Parkinson’s disease is a progressive neurological disorder that affects the brain and other parts of the body. Individuals with Parkinson’s disease experience physical, mental, and emotional changes, which make comprehensive support from family, friends, and caregivers critical to living a normal life with the condition.
In this article, we will discuss Parkinson’s disease symptoms, causes, and treatments.
What Are the Symptoms of Parkinson’s Disease?
Parkinson’s symptoms can be different from one person to the next. The most common symptoms of Parkinson’s disease include tremors or shaking slow movements, stiffness of the muscles or limbs, impaired balance and coordination, difficulty walking or talking, memory loss, depression, anxiety, fatigue, insomnia, urinary incontinence, night sweats, excessive saliva production or drooling, and dizziness upon standing up quickly.
What Causes Parkinson’s Disease?
The exact cause of Parkinson’s disease is unknown, but there are several theories as to why some people may be more likely to develop it than others. Research suggests it may be due to a combination of genetic and environmental factors.
- Genetic Factors – Scientists have identified several genes associated with increased risk for developing Parkinson’s disease, including LRRK2, SNCA (alpha-synuclein), PARK7 (DJ1) PINK1 genes. Mutations in these genes are known to increase the likelihood of developing Parkinson’s disease.
- Environmental Factors: Exposure to certain toxins, such as pesticides, has been linked to an increased risk of developing Parkinson’s disease. Additionally, a link has been found between traumatic brain injury and an increase in risk for Parkinson’s disease.
- Age Factor: Age seems to play a factor when considering whether or not someone will experience an onset of symptoms related to Parkinson’s disease. The condition is commonly diagnosed after the age of 60.
How is Parkinson’s Disease Treated?
Treatment for Parkinson’s disease typically involves medications to help control motor symptoms, as well as physical therapy, occupational therapy, speech-language pathology services, and other supportive therapies.
- Medications used to treat Parkinson’s disease include dopamine agonists, monoamine oxidase B inhibitors, catechol O methyltransferase inhibitors, and anticholinergic drugs, all of which are designed to improve dopamine levels in the brain and reduce tremor severity and improve coordination. However, any medication can cause side effects, which should be discussed with and monitored by the doctor.

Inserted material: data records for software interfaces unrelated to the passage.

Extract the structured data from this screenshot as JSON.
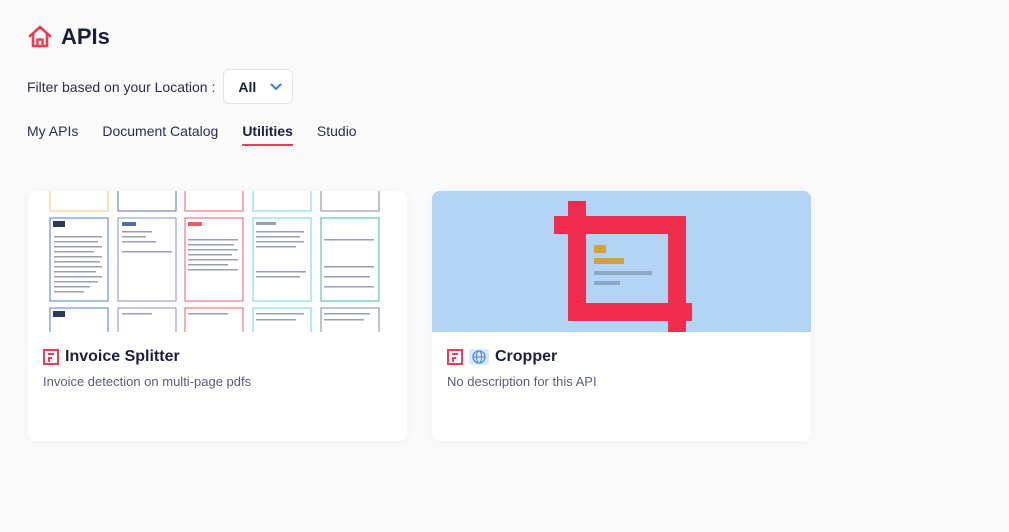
{
  "header": {
    "title": "APIs",
    "icon": "home-icon",
    "icon_color": "#ef3b56"
  },
  "filter": {
    "label": "Filter based on your Location :",
    "value": "All"
  },
  "tabs": [
    {
      "label": "My APIs",
      "active": false
    },
    {
      "label": "Document Catalog",
      "active": false
    },
    {
      "label": "Utilities",
      "active": true
    },
    {
      "label": "Studio",
      "active": false
    }
  ],
  "cards": [
    {
      "title": "Invoice Splitter",
      "description": "Invoice detection on multi-page pdfs",
      "icons": [
        "api-doc-icon"
      ]
    },
    {
      "title": "Cropper",
      "description": "No description for this API",
      "icons": [
        "api-doc-icon",
        "globe-icon"
      ]
    }
  ],
  "colors": {
    "accent": "#ef3b56",
    "cropper_bg": "#b4d4f5",
    "globe": "#4a8fe0"
  }
}
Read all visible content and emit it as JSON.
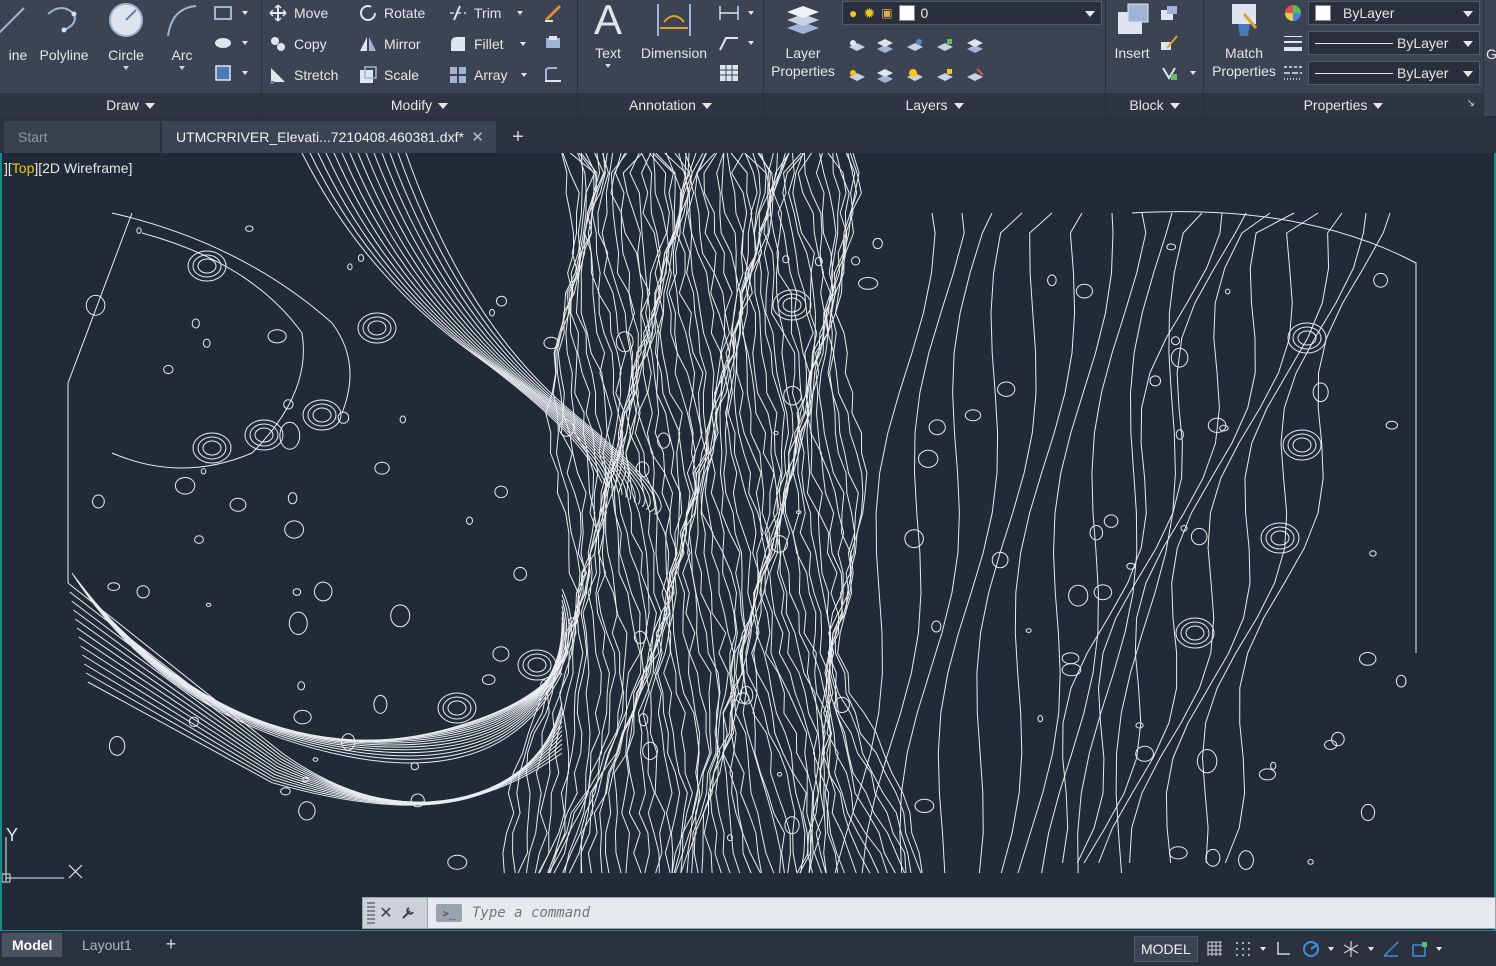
{
  "ribbon": {
    "draw": {
      "title": "Draw",
      "line_label": "ine",
      "polyline_label": "Polyline",
      "circle_label": "Circle",
      "arc_label": "Arc"
    },
    "modify": {
      "title": "Modify",
      "move_label": "Move",
      "rotate_label": "Rotate",
      "trim_label": "Trim",
      "copy_label": "Copy",
      "mirror_label": "Mirror",
      "fillet_label": "Fillet",
      "stretch_label": "Stretch",
      "scale_label": "Scale",
      "array_label": "Array"
    },
    "annotation": {
      "title": "Annotation",
      "text_label": "Text",
      "dimension_label": "Dimension"
    },
    "layers": {
      "title": "Layers",
      "layer_properties_label_1": "Layer",
      "layer_properties_label_2": "Properties",
      "current_layer": "0"
    },
    "block": {
      "title": "Block",
      "insert_label": "Insert"
    },
    "properties": {
      "title": "Properties",
      "match_label_1": "Match",
      "match_label_2": "Properties",
      "color_value": "ByLayer",
      "lineweight_value": "ByLayer",
      "linetype_value": "ByLayer"
    },
    "partial_label": "G"
  },
  "tabs": {
    "start": "Start",
    "active_file": "UTMCRRIVER_Elevati...7210408.460381.dxf*"
  },
  "viewport": {
    "prefix": "][",
    "view": "Top",
    "mid": "][",
    "style": "2D Wireframe",
    "suffix": "]"
  },
  "ucs": {
    "y_label": "Y"
  },
  "command": {
    "placeholder": "Type a command"
  },
  "status": {
    "model_tab": "Model",
    "layout1_tab": "Layout1",
    "space_button": "MODEL"
  },
  "colors": {
    "ribbon_bg": "#3c4453",
    "canvas_bg": "#212b38",
    "accent_yellow": "#f5c518",
    "border_teal": "#1a8a8a"
  }
}
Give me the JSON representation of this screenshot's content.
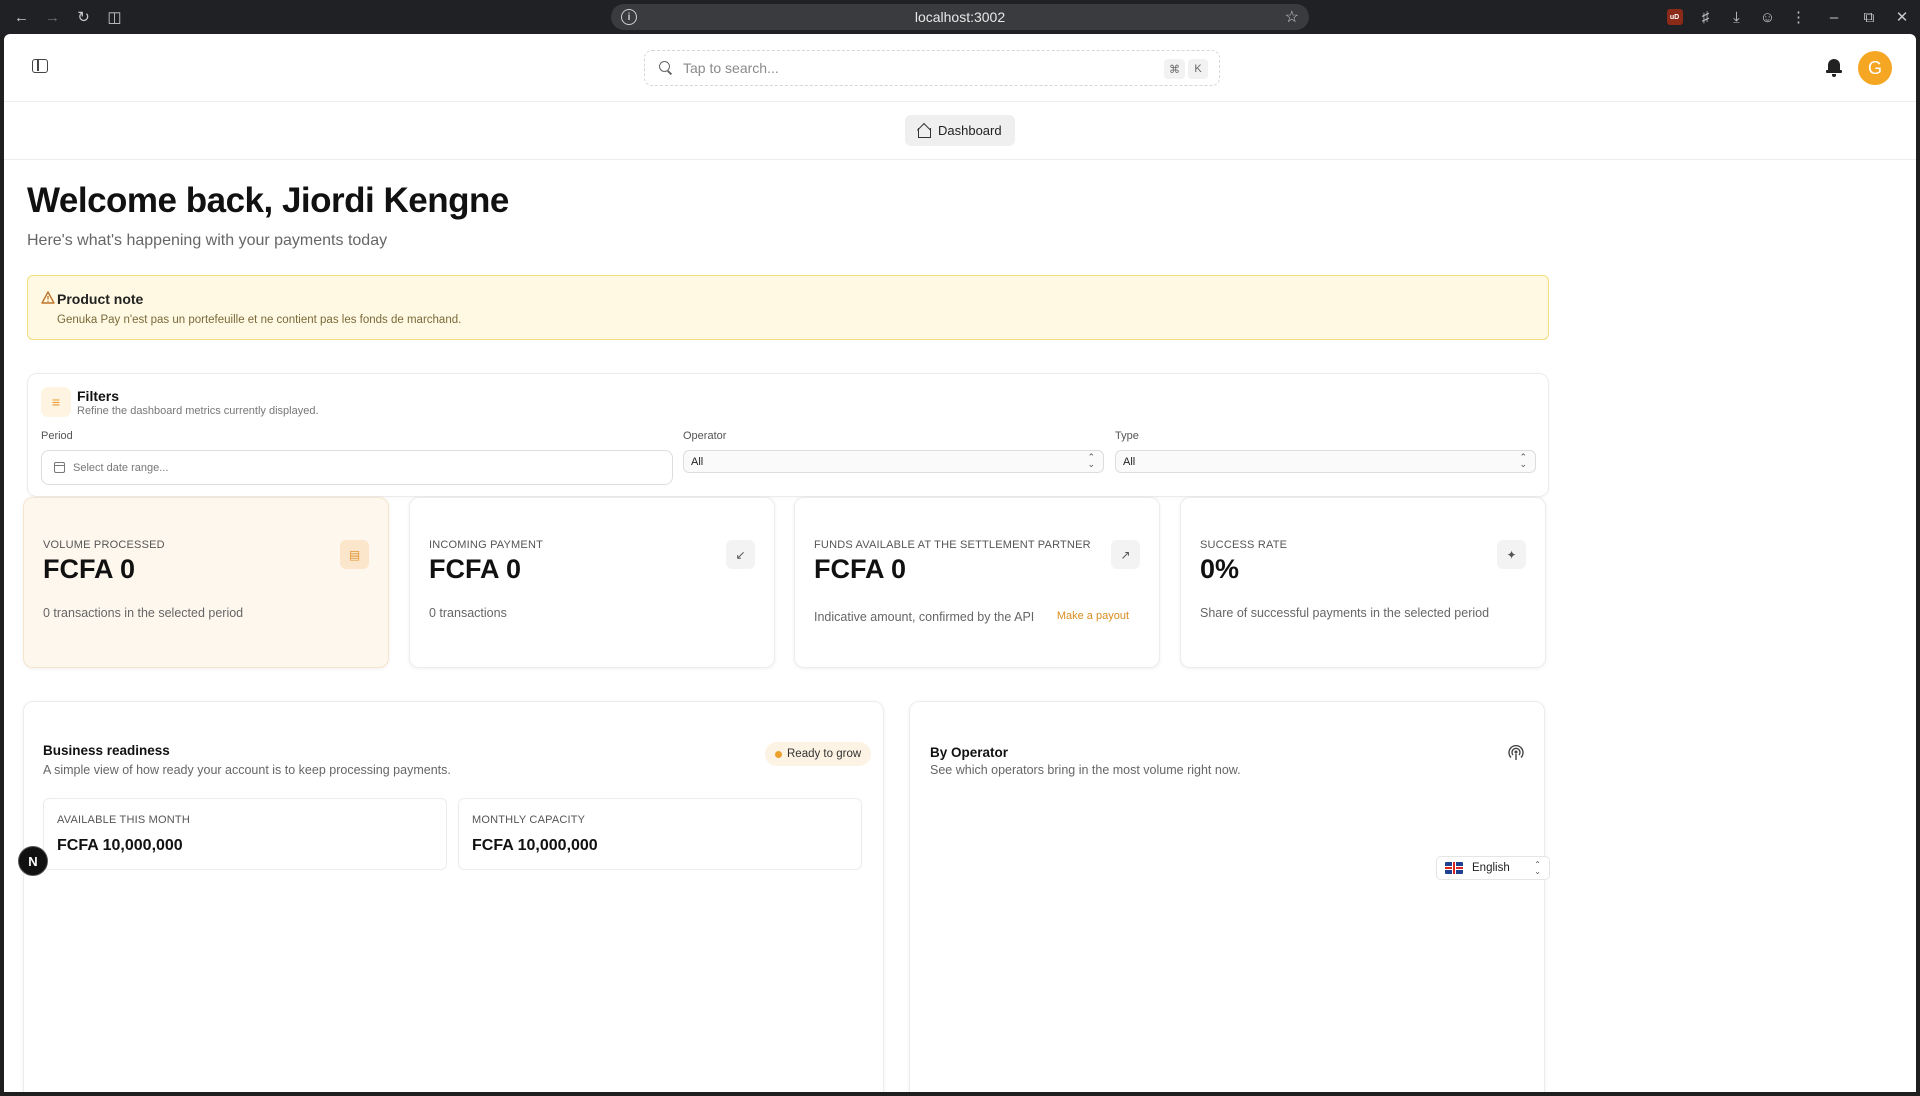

- Physical therapy helps people with Parkinson’s disease maintain strength while improving flexibility and lowering the risk of falls associated with this condition. The exercises also help in maintaining the range of motion around joints affected by rigidity.
- Occupational therapy focuses on activities of daily living (ADL) skills, such as providing strategies for compensating, where needed, during self-care tasks related to hygiene, grooming, and dressing.
- Speech-language pathology services focus on communication deficits caused by Parkinson’s disease through intensive individualized treatment sessions targeting articulation, fluency, voice, and swallowing impairment.
When it comes to living life with Parkinson’s disease, you need a strong support system and health care team, which includes neurologists.
Parkinson’s Disease Treatment in Novi, Michigan
At Associates in Neurology, you have a top-notch healthcare team on your side. Our doctors are board-certified in neurology and have advanced training and decades of experience treating Parkinson’s disease. We are a physician-owned neurology practice that maintains a reputation for excellence in communities throughout the greater Detroit area.
Associates in Neurology has neurology clinics in Farmington Hills, Novi, and Howell. To schedule an appointment with us, call our office today at (248) 478-5512, or use our convenient online request form.